JUSTINE: A deal?

JOHN: Yes, a deal. That you be happy.

JUSTINE: Yes, of course. Of course we have a deal.

John seems to be speaking not only to Justine here, but to us as well, as the film’s (or any film’s) audience, demanding that we acknowledge “the deal” (the relationship between the film and ourselves) and that we uphold our end of the deal by being “happy.”  In other words, did we get a good “product” for our ticket? (John, as a totalitarian in the realm of feeling, does not instruct Justine merely to act happy, but to be happy.) On one level, John’s instruction is a weird reversal of Jonathan Franzen’s distinction between, in fiction, the Status model and the Contract model. In the Status model, Franzen’s argument goes, the feelings of the average reader simply don’t matter: if readers don’t “get” the book, they are philistines unable to appreciate the complex work of genius. The Contract model, on the other hand, presupposes that “every writer is first a member of a community of readers, and the deepest purpose of reading and writing fiction is to sustain a sense of connectedness, to resist existential loneliness; and so a novel deserves a reader's attention only as long as the author sustains the reader's trust. This is the Contract model. The discourse here is one of pleasure and connection.”

John, from this angle, is von Trier’s sly stand-in for a tyrannical director (“do you have any idea how much this [movie] cost me? A huge amount of money”) who orders his actress [audience?] to “be happy.” And Justine has pretended so well up until now. She flees the set in costume, the ridiculous costume that is her wedding dress, and is cornered in the dark by her dark director.null

70 minutes:

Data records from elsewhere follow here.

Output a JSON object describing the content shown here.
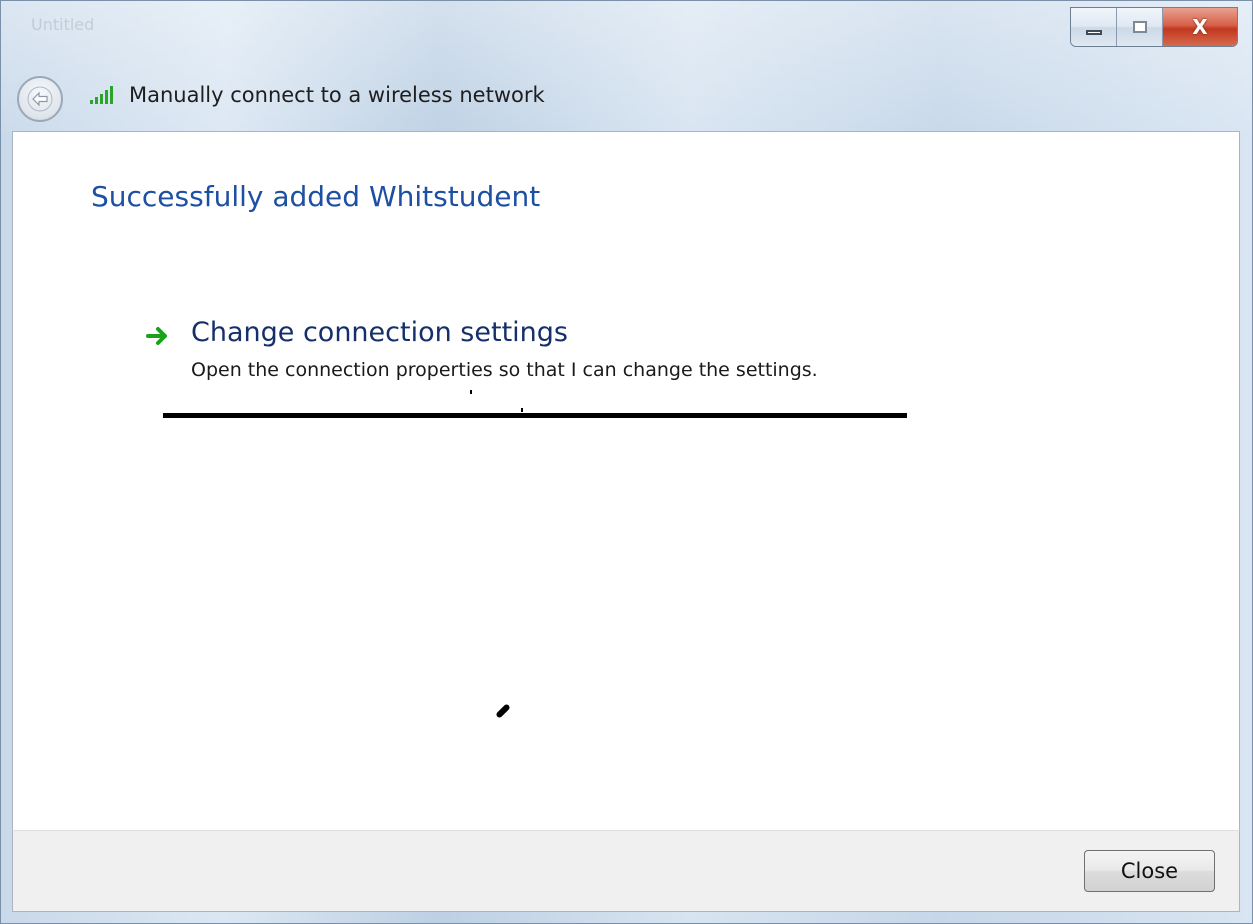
{
  "window": {
    "title": "Manually connect to a wireless network",
    "faded_title": "Untitled",
    "faded_search": "",
    "caption": {
      "close_label": "X"
    }
  },
  "content": {
    "heading": "Successfully added Whitstudent",
    "option": {
      "title": "Change connection settings",
      "description": "Open the connection properties so that I can change the settings."
    }
  },
  "footer": {
    "close_label": "Close"
  },
  "colors": {
    "heading": "#1d50a2",
    "link_title": "#152f6a",
    "arrow": "#1aa31a",
    "signal": "#2aa52a"
  },
  "icons": {
    "back": "back-arrow-icon",
    "signal": "wireless-signal-icon",
    "option": "green-arrow-icon"
  }
}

Justine’s sister Claire (Charlotte Gainsbourg) near the beginning of Part 2, on the phone with Claire, who has re-entered the orbit of full-blown depression, a depression which brings her fatally close to Claire. “Hello, darling, how are you?” Claire asks Justine, John hovering and speaking in exasperated whispers (perhaps giving voice to our own “common sense” as viewers, the part of us that resists seeing Justine as the noble, tormented sister who dares to face the truth of extinction, unlike Claire), “Just do as I’ve told you. There’s a taxi down the street, waiting for you. Just open the door and get in. Just get in the cab, darling.” Claire is caught in motion. She passes through frames more swiftly than her sister, as if movement can help her elude the inevitability of the internal catastrophe that is her sister’s fate and her own.

The in-between moment of this frame is un-reckonable, the looming of a vast Disorder.

The Village cannot be reached.

The horses will not cross over.

Nicholas Rombes can be found here. For more entries from the 10/40/70 series, check here.